|Jump to:||Choose article section...IS SENSORY INTEGRATION DYSFUNCTION FOR REAL?SCHOOL WANTS POOR READER TO REPEAT THIRD GRADE|
Q Over the last one or two years I have beenreceiving many requests from families, and especially occupational therapists,for evaluation and treatment for sensory integration dysfunction. Generally,the patients in question are having problems with learning disabilities,ADD/ADHD, or autism. I have done literature searches and asked pediatricneurologists and developmental pediatricians about this problem, but I amunable to find much besides what's in the occupational therapy literature.Is sensory integration dysfunction a real entity and, if so, how does ageneral pediatrician make the diagnosis? I'd also appreciate your thoughtson therapy for sensory integration, how long it takes to treat, and whatimprovements can be expected.
Sheldon T. Berkowitz, MDMinneapolis, MN
A Between 1965 and 1987, Jean Ayers, an occupationaltherapist, published several papers about her conception of sensory integrationdifficulties. Since that time, most occupational therapists throughout thecountry have seized on these purported scientific studies to develop methodologiesfor dealing with children with all types of behavioral and developmentalproblems, including learning disabilities, ADHD, and autism.
During the past 10 to 15 years, appraisals of the Ayers studies and thetherapeutic implications of this work have appeared in the literature. Thesearticles all come to the same conclusion: Ayers's research does not supporta neurophysiologic or neuropsychologic disorder such as sensory integrativedysfunction. Further, a summary of reviews of therapeutic interventionsbased on Ayers's work found no support for either the diagnostic proceduresor the remedial programs associated with these therapies for children withlearning disabilities or other neurodevelopmental difficulties. The summaryconcluded that sensory integrative therapy was unproven and ineffectiveand could not be considered a remedial treatment for specific learning disabilities,attention disorders, and other childhood problems for which it was used.In spite of these findings (and no new ones that I am aware of), the therapyfor sensory integration dysfunction has flourished. Huge numbers of childrenare referred for this diagnosis and interventions, and many school districtshave taken up sensory integration programs.
Yet numerous occupational and physical therapists do an extremely finejob dealing with children with motor disorders, oral speech difficulties,and other dysfunctions of the central nervous system that have to do withsensory as well as motor difficulties. These therapists can help many childrenwith severe developmental delays, cerebral palsy, and other neurodevelopmentaldifficulties. The problem, as I see it, arises when this therapeutic approachis applied to disorders that have nothing to do with so-called sensory integration.

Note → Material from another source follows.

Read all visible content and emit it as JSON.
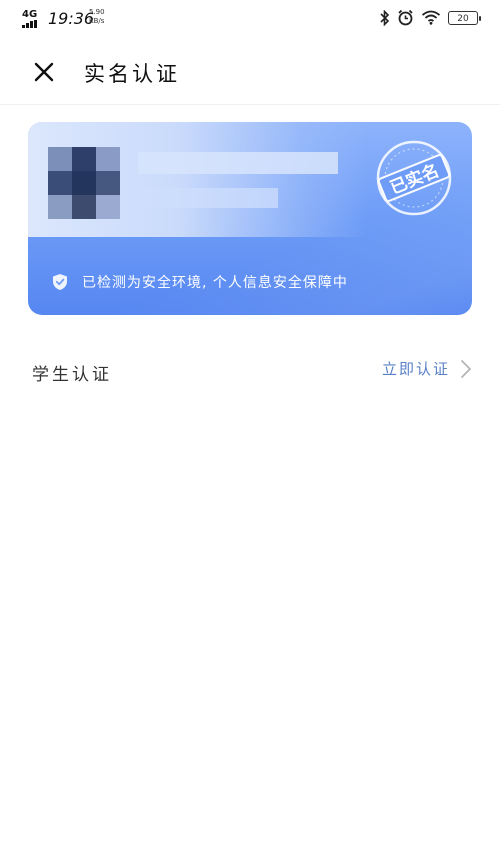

Thus, in my practice, I support using occupational and physical therapyto deal with some of the pragmatic problems of children with neurodevelopmentaldifficulties. This type of therapy is especially valuable for children whohave writing problems secondary to motor difficulties. I do not supportusing a scientifically invalid form of testing leading to a nondiagnosticcategory to set up interventions for such disorders as learning disabilitiesand ADHD.
Martin Baren, MDOrange, CA
DR. BAREN practices educational, behavioral, and developmental pediatrics.
Q The parents of a 9-year-old are disturbedthat their son's public school says the boy should repeat third grade becausehis reading skills are poor. The parents asked me if they should allow thisor request that the child be advanced to fourth grade but be put in a resourceroom. They worry that their child will be labeled learning impaired. Howshould I advise these parents?
Kim Burlingham, MDWinnsboro, TX
A Parents of this boy are right to be concernedabout the possible consequences of having their child labeled learning disabled.Not only would repeating a grade fail to close the gap between him and childrenof normal achievement, it would likely have serious negative developmentaland psychologic consequences. Before being consigned to repeat a grade,the child needs an educational diagnosis. The parents should request testingto determine the precise cause(s) of the child's reading difficulties. Howthese difficulties are addressed will depend on whether the child has aproblem with word recognition, a deficit in reading comprehension, or alanguage disorder or other developmental aberration. The parents may alsofind it useful to consult with an advocacy organization for the learningdisabled or the National Center for Learning Disability.
Federal regulations are very specific about how school districts mustconduct special education eligibility evaluations. If the child does notmeet the criteria for a reading disabilitydetermined by the size ofthe discrepancy between the child's IQ and achievement scoresthe youngstercan be directed to the school's reading specialist instead of their learningdisability specialist. Other possibilities are resource room help (as theparents suggest), tutoring, and use of high-interest reading materials.Having the child make a practice of explaining to his parents what he hasjust read also can be productive.
Morris Green, MDIndianapolis, IN
DR. GREEN is Perry W. Lesh Professor of Pediatrics, Indiana UniversitySchool of Medicine, Indianapolis, and a member of the Contemporary PediatricsEditorial Board.
Morris Green. Behavior: Ask the experts.